• Clinical science

Cholesteatoma

Abstract

Cholesteatoma is a special form of chronic otitis media in which keratinizing squamous epithelium grows from the tympanic membrane or the auditory canal into the middle ear mucosa. The presence of abnormal epithelium in an abnormal location triggers an inflammatory response that can destroy surrounding structures such as the ossicles. Cholesteatomas may be congenital or acquired later in life. Acquired cholesteatomas are usually associated with chronic middle ear infection. Cardinal symptoms are painless otorrhea and progressive hearing loss. Important diagnostic procedures include mastoid process x-rays, temporal bone CT scans, and audiometric tests. Left untreated, erosion of the surrounding bone by a cholesteatoma can lead to facial nerve palsy, extradural abscess, and/or sigmoid sinus thrombosis. Therefore, even if a cholesteatoma is asymptomatic, surgery is always indicated. Surgical treatment involves tympanomastoidectomy to excise the cholesteatoma, followed by repair of the damaged middle ear structures.

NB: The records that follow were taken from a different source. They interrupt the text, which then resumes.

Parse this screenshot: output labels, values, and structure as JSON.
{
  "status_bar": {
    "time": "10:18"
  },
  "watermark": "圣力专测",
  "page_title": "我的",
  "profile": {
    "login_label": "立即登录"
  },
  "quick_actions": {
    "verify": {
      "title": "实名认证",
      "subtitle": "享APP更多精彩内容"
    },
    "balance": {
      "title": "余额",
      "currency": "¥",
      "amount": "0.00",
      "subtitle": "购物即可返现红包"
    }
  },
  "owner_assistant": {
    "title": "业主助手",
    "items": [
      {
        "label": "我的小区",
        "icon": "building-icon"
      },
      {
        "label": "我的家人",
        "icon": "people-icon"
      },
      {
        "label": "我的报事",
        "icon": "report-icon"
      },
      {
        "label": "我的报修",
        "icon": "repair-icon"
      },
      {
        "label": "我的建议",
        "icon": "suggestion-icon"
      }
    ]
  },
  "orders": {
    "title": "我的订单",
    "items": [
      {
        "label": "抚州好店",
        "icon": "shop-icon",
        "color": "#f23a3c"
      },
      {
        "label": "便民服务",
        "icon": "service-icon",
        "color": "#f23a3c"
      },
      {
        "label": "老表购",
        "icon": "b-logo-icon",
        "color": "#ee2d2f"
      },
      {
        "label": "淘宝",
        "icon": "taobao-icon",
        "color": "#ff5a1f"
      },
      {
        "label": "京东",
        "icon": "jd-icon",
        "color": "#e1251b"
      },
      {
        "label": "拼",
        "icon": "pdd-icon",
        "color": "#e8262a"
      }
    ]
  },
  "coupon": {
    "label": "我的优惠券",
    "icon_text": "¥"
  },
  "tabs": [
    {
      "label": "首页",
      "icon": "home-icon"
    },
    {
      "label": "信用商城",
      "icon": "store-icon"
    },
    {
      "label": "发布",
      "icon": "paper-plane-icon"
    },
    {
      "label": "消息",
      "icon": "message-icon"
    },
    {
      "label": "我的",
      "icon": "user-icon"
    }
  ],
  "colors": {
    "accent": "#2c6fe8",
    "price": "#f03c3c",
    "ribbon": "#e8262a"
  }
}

Pathophysiology

References:[1]

Clinical features

  • May be asymptomatic
  • Painless otorrhea (scant but foul-smelling discharge from the affected ear)
  • Conductive hearing loss
    • Occurs late in primary cholesteatoma
    • Occurs early in secondary cholesteatoma

References:[1][2][3]

Diagnostics

  • Otoscopic findings:
    • Primary acquired: retraction pocket with squamous epithelium and debris; that often appears as a brownish, irregular mass
    • Congenital and secondary acquired: white or pearly mass behind the tympanic membrane
  • Imaging: to assess the degree of bone destruction
  • Audiometry: to assess the degree of hearing loss

References:[1][2][3]

Treatment

  • Surgery is always indicated because of the risk of complications. [2]
    • Excision of the cholesteatoma (by canal wall-up or canal wall-down mastoidectomy) to control the discharge and create a dry ear
    • Reconstruction of the middle ear structures and sound-conducting apparatus

Complications

References:[1][2]

We list the most important complications. The selection is not exhaustive.